Given the different hours of work that applied throughout the Complainant’s employment and in the absence of any records in respect of his hour of work it is not possible to ascertain the exact value of the Complainant’s entitlements. In that regard, I accept the Complainant’s evidence that he worked 20 hours a week for some 39 during a calendar year (when in college) and 48 hour a week for 13 weeks (when off college), totalling approximately 1,404 hours a year. On that basis, I find that the Complainant would have worked an average of 117 hours a month. The Complainant was absent from work from around 26th July 2018 until he resigned his position in August 2018. The Complainant, therefore would have been entitled to approximately 148 hours in respect of annual leave (8% of 1,852.50 hours worked). The Complainant confirmed that he received a payment of €500 in respect of his annual leave entitlements.
Section 41 of the Workplace Relations Act 2015 requires that I make a decision in relation to the complaint in accordance with the relevant redress provisions under Schedule 6 of that Act.
Having considered the submissions of both parties and the evidence adduced at the hearing of this complaint, I declare this complaint well founded. I direct the Respondent to pay the Complainant €980 in respect of the annual leave due and not paid on termination of the employment.
In addition, I direct the Respondent to pay the Complainant €1,000 in compensation for breach of his rights under this Act.

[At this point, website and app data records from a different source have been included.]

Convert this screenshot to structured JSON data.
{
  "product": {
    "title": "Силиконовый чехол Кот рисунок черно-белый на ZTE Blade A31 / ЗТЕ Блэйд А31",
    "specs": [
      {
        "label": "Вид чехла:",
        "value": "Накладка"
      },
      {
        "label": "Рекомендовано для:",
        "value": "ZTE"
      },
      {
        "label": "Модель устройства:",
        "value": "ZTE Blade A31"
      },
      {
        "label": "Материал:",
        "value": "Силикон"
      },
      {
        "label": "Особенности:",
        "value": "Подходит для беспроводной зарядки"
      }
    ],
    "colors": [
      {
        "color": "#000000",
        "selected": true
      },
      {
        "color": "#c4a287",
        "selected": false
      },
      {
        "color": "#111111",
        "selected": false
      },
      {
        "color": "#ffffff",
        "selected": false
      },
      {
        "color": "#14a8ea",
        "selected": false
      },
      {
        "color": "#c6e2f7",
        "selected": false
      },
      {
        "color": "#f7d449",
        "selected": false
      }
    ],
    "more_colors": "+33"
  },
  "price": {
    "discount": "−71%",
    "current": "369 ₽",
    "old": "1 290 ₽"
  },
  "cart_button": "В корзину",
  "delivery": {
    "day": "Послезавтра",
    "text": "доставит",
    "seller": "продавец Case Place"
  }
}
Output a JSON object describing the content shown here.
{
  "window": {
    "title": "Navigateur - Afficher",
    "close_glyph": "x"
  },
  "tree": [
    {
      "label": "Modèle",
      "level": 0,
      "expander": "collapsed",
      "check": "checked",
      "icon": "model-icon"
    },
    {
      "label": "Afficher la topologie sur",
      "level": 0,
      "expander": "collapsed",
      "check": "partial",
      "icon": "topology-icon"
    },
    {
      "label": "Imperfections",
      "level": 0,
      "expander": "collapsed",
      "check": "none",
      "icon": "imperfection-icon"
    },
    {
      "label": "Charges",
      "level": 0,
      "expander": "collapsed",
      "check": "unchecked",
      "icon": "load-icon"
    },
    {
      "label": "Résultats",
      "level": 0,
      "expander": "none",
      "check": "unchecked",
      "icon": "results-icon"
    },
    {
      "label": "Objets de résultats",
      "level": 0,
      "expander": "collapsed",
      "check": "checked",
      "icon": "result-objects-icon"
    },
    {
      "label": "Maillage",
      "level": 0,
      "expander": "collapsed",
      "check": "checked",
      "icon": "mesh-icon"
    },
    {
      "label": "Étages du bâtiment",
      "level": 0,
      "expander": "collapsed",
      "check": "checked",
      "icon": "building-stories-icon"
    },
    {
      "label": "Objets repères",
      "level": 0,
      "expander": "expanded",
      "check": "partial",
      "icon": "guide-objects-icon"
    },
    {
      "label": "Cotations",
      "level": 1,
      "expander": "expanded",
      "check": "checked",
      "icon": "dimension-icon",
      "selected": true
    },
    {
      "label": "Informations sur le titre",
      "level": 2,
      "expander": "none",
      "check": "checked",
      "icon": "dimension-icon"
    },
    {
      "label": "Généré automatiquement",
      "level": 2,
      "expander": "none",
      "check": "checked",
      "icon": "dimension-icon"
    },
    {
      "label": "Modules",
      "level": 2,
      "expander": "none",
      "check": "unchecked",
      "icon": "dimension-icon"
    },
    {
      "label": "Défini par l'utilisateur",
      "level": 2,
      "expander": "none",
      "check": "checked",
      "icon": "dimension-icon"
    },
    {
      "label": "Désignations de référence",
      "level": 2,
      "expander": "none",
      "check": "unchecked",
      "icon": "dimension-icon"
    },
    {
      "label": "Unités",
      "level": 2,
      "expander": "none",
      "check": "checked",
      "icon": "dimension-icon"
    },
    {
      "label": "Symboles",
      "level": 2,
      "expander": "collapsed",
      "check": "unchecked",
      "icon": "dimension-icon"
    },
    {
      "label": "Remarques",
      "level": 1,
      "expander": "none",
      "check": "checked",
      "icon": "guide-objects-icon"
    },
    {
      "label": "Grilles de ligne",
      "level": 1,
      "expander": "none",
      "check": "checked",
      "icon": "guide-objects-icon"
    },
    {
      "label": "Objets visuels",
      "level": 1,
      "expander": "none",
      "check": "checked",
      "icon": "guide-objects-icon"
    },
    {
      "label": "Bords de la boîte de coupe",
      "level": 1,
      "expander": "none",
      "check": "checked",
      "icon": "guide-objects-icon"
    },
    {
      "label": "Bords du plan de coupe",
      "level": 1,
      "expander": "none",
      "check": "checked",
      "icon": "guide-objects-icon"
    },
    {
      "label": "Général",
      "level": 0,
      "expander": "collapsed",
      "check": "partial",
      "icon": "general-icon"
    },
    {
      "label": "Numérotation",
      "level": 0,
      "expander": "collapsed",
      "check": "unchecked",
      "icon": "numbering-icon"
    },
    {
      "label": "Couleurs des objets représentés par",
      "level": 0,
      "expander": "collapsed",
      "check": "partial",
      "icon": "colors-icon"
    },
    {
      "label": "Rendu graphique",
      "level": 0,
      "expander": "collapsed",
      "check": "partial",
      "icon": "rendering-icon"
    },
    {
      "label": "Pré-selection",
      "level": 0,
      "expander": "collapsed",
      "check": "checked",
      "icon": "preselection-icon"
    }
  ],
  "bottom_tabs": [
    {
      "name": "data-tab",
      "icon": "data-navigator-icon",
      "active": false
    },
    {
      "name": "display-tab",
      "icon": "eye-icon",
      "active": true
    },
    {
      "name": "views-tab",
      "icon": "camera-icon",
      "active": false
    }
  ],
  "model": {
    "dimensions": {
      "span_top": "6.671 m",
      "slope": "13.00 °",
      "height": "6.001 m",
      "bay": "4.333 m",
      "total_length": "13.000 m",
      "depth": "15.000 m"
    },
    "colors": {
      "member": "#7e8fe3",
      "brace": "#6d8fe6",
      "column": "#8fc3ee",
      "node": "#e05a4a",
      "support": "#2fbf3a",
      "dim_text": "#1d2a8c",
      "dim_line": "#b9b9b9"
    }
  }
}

Dated: January 31st 2019
Workplace Relations Commission Adjudication Officer: Ewa Sobanska
Annual leave- organisation of working time act